“These fields have created an edge of excitement,” he said. “It provides momentum for our programs and the possibility to generate additional revenue. This jumps us back up in the playoff business because we have an 11,000 seat stadium and we’re a mid-point for smaller school districts and communities such as Austin and Houston.”
“There is nothing like Texas when it comes to high school sports,” said Chad Feris, AstroTurf Regional Sales Manager. “These are great facilities and we are looking forward to watching the programs at Bryan and Rudder grow over these next few years.”
The make-up of the AstroTurf system stands out. This surface features the Horseshoe fiber. This fiber is enjoying unprecedented success in the sports field marketplace, due to factors such as its unique shape. The fiber’s horseshoe shape features two end columns with a thicker diameter. The design imparts mechanical memory so that the fiber remains upright longer, unlike other fields whose fibers quickly flatten and split or shred at the spine. The Horseshoe fiber continues to spring back to its original configuration, even after years of heavy foot traffic or exposure to ultra-violet radiation.
The Horseshoe fiber is in use on fields in Texas at places like Brenham and Muleshoe. It’s also featured prominently at Kansas State University and with the Tampa Bay Rays. Boston College is set to unveil its new field, made from the Horseshoe fiber, this fall.
The field also a face weight of 60 ounces of fiber per square yard, the highest in the industry. This adds to the durability provided by the fiber shape.
The Horseshoe fiber’s shape also allows it to reflect light and heat away from the surface. That, in combination with AstroFlect heat reduction technology, can lower surface temperatures by as much as 18%.
The field also has RootZone, a thatch layer which holds the sand and rubber infill in place for less splash and migration, making for a more consistent playing surface.
From a maintenance standpoint, the field will require periodic grooming, but maintenance efforts are greatly reduced. This will be vitally important as it related to the amount of use the new field will get, but will not require the maintenance required by a grass field to accommodate this level of use.
Francis has estimated annual field upkeep costs for grass fields in the district at $25,000. He figures maintenance on the new AstroTurf surfaces to be around $3,000.
Regarding safety, a study at Michigan State University, funded by NFL Charities, found that AstroTurf GameDay Grass systems had performance values more like natural grass than any other synthetic product measured, making it the safest option. In extensive testing, the Horseshoe fiber performs most like natural grass from ball roll, to slide resistance, to the biomechanical function of cleats penetrating and releasing properly.

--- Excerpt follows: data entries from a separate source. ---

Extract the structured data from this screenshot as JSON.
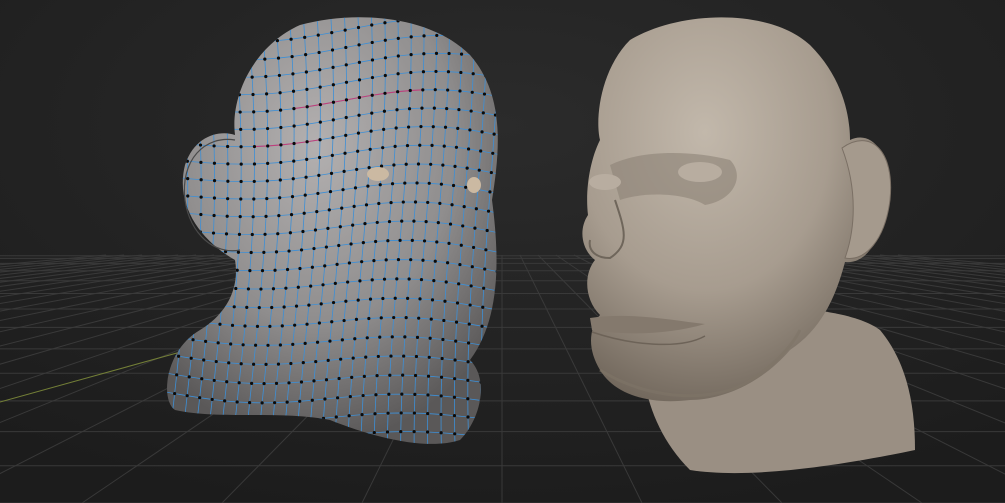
{
  "scene": {
    "background_color": "#232323",
    "grid_color": "#3c3c3c",
    "grid_axis_color": "#7d8a3a",
    "left_model": {
      "type": "head-sculpt",
      "display": "wireframe-over-shaded",
      "surface_color": "#8f8d8d",
      "wire_color": "#3d8fd6",
      "seam_color": "#c0407a",
      "vertex_color": "#0a0a0a"
    },
    "right_model": {
      "type": "head-sculpt",
      "display": "shaded",
      "surface_color": "#a79c8f"
    }
  }
}
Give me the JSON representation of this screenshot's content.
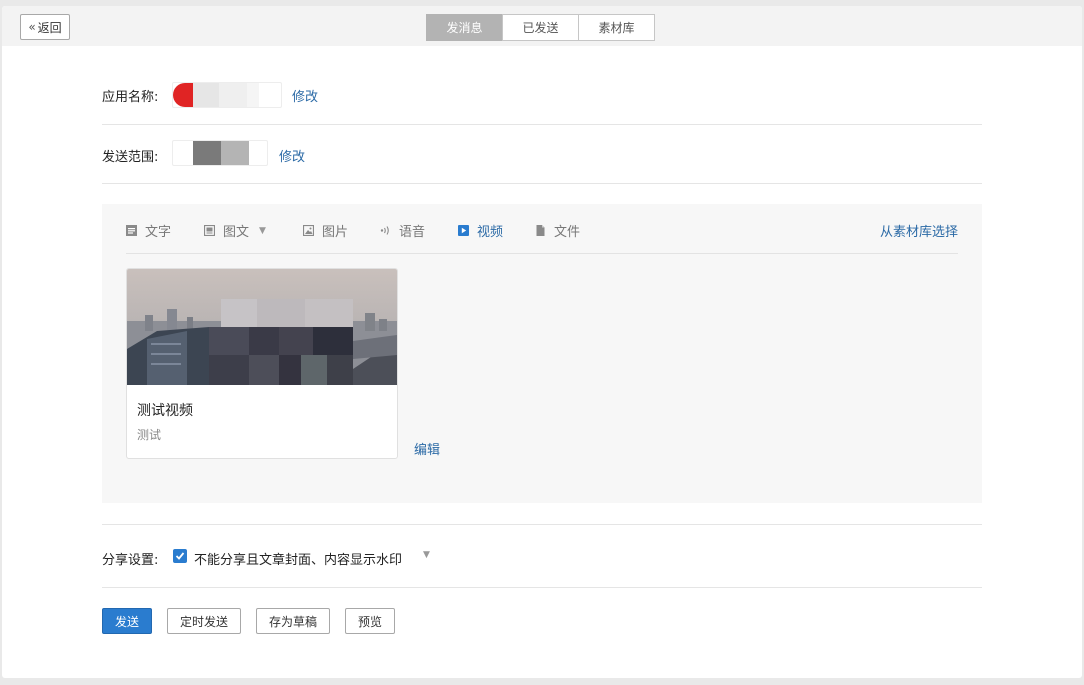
{
  "header": {
    "back_label": "返回",
    "tabs": [
      {
        "label": "发消息",
        "active": true
      },
      {
        "label": "已发送",
        "active": false
      },
      {
        "label": "素材库",
        "active": false
      }
    ]
  },
  "app_name": {
    "label": "应用名称:",
    "edit_label": "修改"
  },
  "scope": {
    "label": "发送范围:",
    "edit_label": "修改"
  },
  "editor": {
    "tools": [
      {
        "label": "文字",
        "icon": "text-icon"
      },
      {
        "label": "图文",
        "icon": "news-icon",
        "has_dropdown": true
      },
      {
        "label": "图片",
        "icon": "image-icon"
      },
      {
        "label": "语音",
        "icon": "voice-icon"
      },
      {
        "label": "视频",
        "icon": "video-icon",
        "active": true
      },
      {
        "label": "文件",
        "icon": "file-icon"
      }
    ],
    "library_link": "从素材库选择",
    "video": {
      "title": "测试视频",
      "description": "测试"
    },
    "edit_label": "编辑"
  },
  "share": {
    "label": "分享设置:",
    "option_label": "不能分享且文章封面、内容显示水印",
    "checked": true
  },
  "actions": {
    "send": "发送",
    "schedule": "定时发送",
    "save_draft": "存为草稿",
    "preview": "预览"
  },
  "colors": {
    "accent": "#2a7ccf",
    "link": "#2b6aa6",
    "active_tab": "#b3b3b3"
  }
}
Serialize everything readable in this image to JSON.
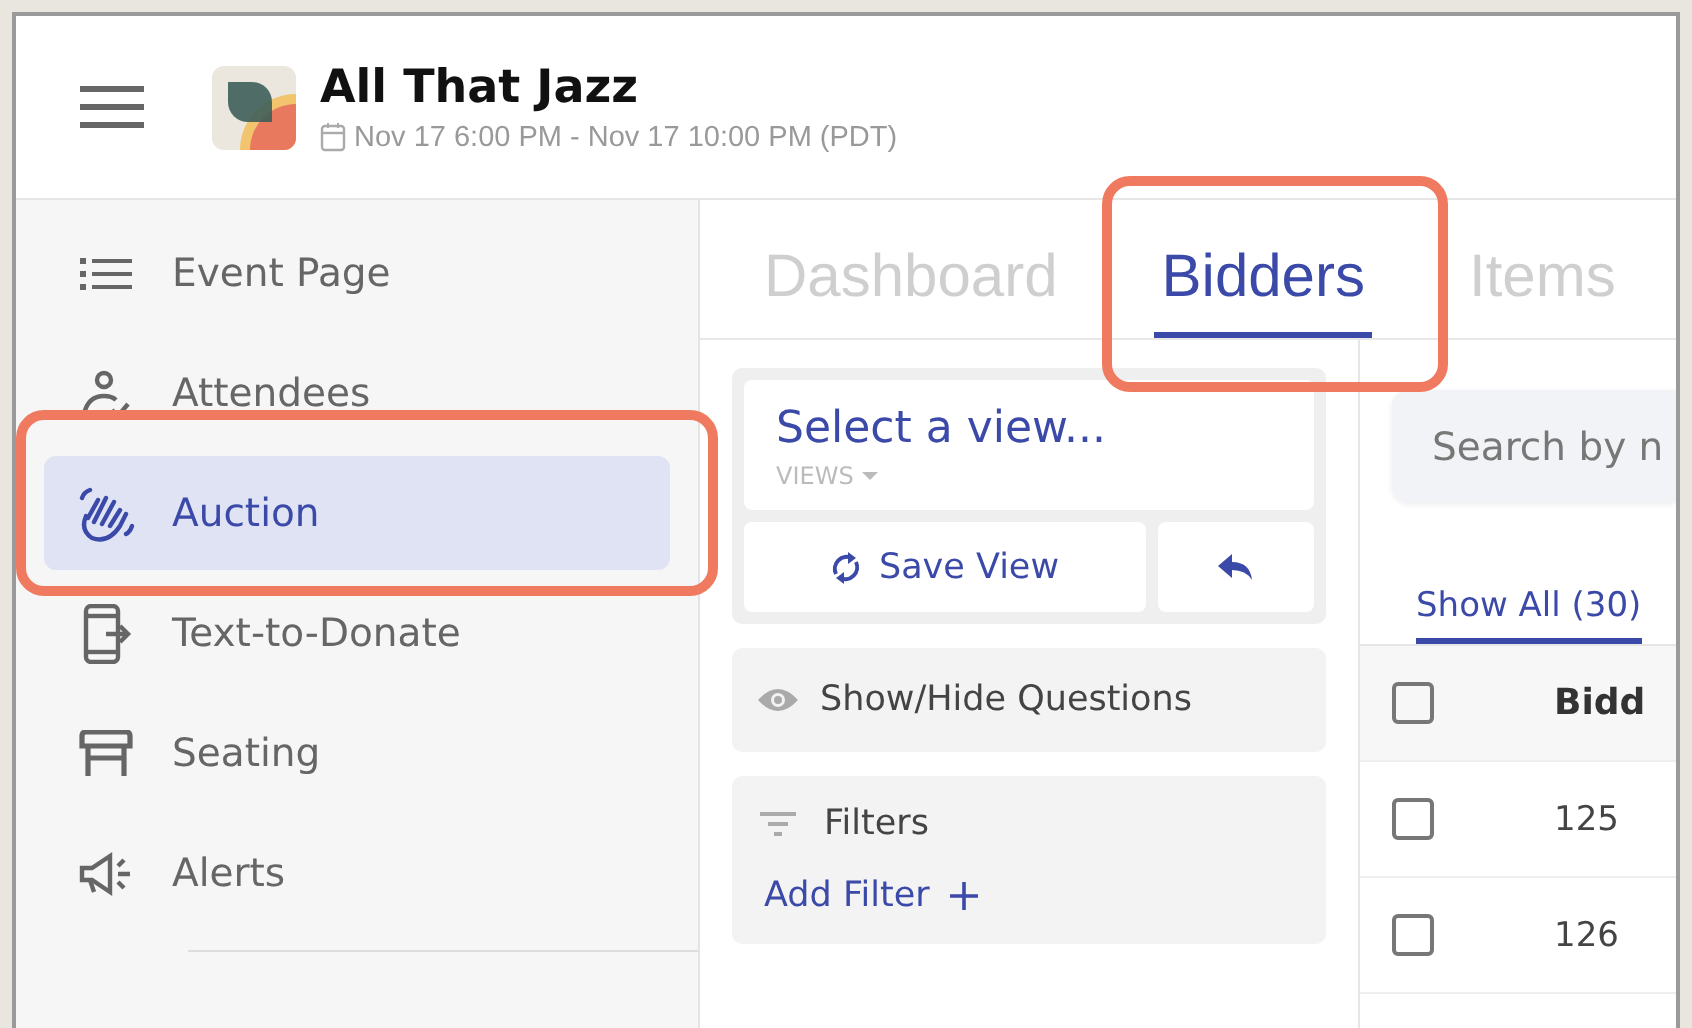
{
  "header": {
    "title": "All That Jazz",
    "date": "Nov 17 6:00 PM - Nov 17 10:00 PM (PDT)"
  },
  "sidebar": {
    "items": [
      {
        "label": "Event Page",
        "kind": "list",
        "selected": false
      },
      {
        "label": "Attendees",
        "kind": "people",
        "selected": false
      },
      {
        "label": "Auction",
        "kind": "hand",
        "selected": true
      },
      {
        "label": "Text-to-Donate",
        "kind": "phone",
        "selected": false
      },
      {
        "label": "Seating",
        "kind": "table",
        "selected": false
      },
      {
        "label": "Alerts",
        "kind": "megaphone",
        "selected": false
      }
    ]
  },
  "tabs": [
    {
      "label": "Dashboard",
      "selected": false
    },
    {
      "label": "Bidders",
      "selected": true
    },
    {
      "label": "Items",
      "selected": false
    }
  ],
  "view_panel": {
    "title": "Select a view...",
    "subtitle": "VIEWS",
    "save_button": "Save View"
  },
  "questions": {
    "label": "Show/Hide Questions"
  },
  "filters": {
    "title": "Filters",
    "add_button": "Add Filter"
  },
  "search": {
    "placeholder": "Search by n"
  },
  "filter_tabs": [
    {
      "label": "Show All (30)",
      "selected": true
    }
  ],
  "table": {
    "columns": [
      {
        "label": "Bidd",
        "checked": false
      }
    ],
    "rows": [
      {
        "cells": [
          "125"
        ],
        "checked": false
      },
      {
        "cells": [
          "126"
        ],
        "checked": false
      }
    ]
  }
}
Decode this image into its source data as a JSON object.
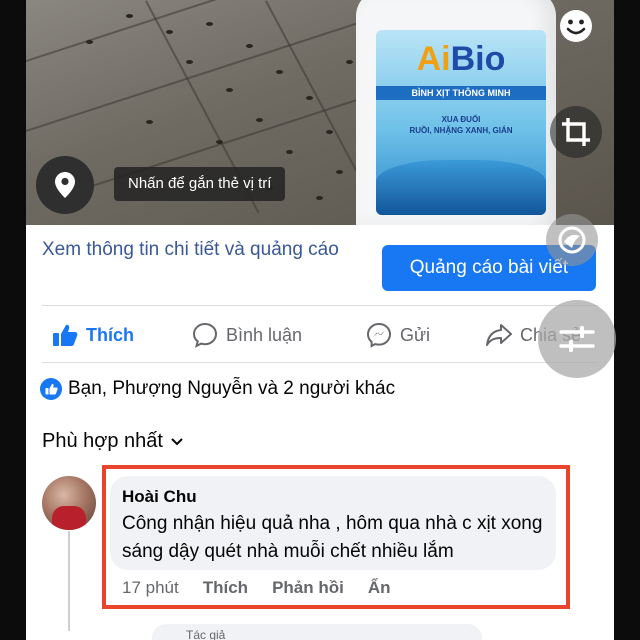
{
  "photo": {
    "product_brand_ai": "Ai",
    "product_brand_bio": "Bio",
    "product_subtitle": "BÌNH XỊT THÔNG MINH",
    "product_claim_1": "XUA ĐUỔI",
    "product_claim_2": "RUỒI, NHẶNG XANH, GIÁN",
    "location_tag": "Nhấn để gắn thẻ vị trí"
  },
  "ad": {
    "info_link": "Xem thông tin chi tiết và quảng cáo",
    "promote_button": "Quảng cáo bài viết"
  },
  "actions": {
    "like": "Thích",
    "comment": "Bình luận",
    "send": "Gửi",
    "share": "Chia sẻ"
  },
  "reactions": {
    "summary": "Bạn, Phượng Nguyễn và 2 người khác"
  },
  "sort": {
    "label": "Phù hợp nhất"
  },
  "comment": {
    "author": "Hoài Chu",
    "text": "Công nhận hiệu quả nha , hôm qua nhà c xịt xong sáng dậy quét nhà muỗi chết nhiều lắm",
    "time": "17 phút",
    "like": "Thích",
    "reply": "Phản hồi",
    "hide": "Ẩn"
  },
  "next_comment": {
    "tag": "Tác giả"
  },
  "colors": {
    "accent": "#1877f2",
    "link": "#385898",
    "highlight_box": "#e8452c"
  },
  "icons": [
    "location-pin-icon",
    "like-thumb-icon",
    "comment-bubble-icon",
    "messenger-icon",
    "share-arrow-icon",
    "chevron-down-icon",
    "emoji-sticker-icon",
    "crop-icon",
    "filter-icon",
    "adjust-sliders-icon"
  ]
}
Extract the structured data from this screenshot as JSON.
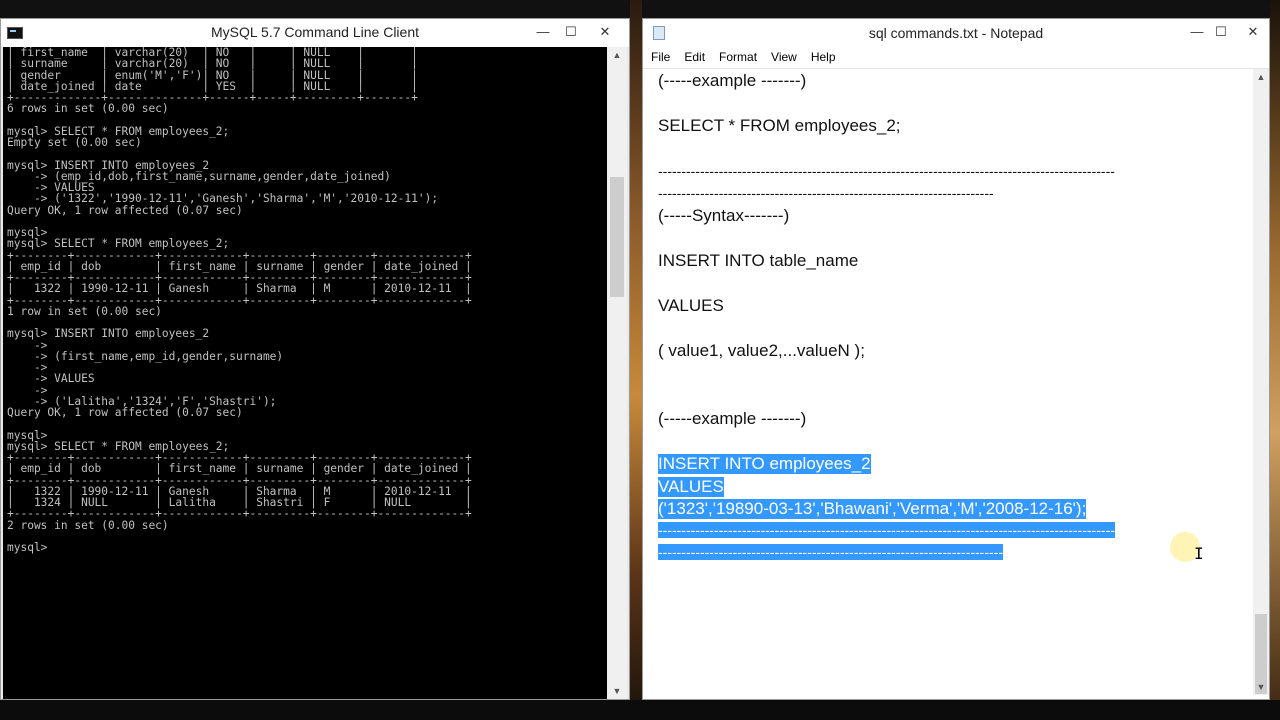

From an aesthetics standpoint, the fields look amazing. Making it even better is the fact that the football lines and logos are prefabricated and manufactured as part of the field, so the look is consistent.
There are a couple of added benefits. One is the environment. In 2010, BASF did a study comparing AstroTurf fields to natural grass fields. In 11 environmental categories, AstroTurf had a lower environmental footprint than natural grass. Factors contributing to this include reduced maintenance and mowing, which cause a variety of emissions. Other factors include elimination of fertilizers and pesticides, as well as the need for water. AstroTurf fields also use soy-based polyols in the backing of products, reducing their dependence on foreign oil.
From an economic standpoint, over 20 years, AstroTurf fields are, on average, 15% less expensive than natural grass fields, even when the cost of turf replacement is considered.
Finally, the biggest benefit seen by the most people will be the performance of the teams at Bryan and Rudder.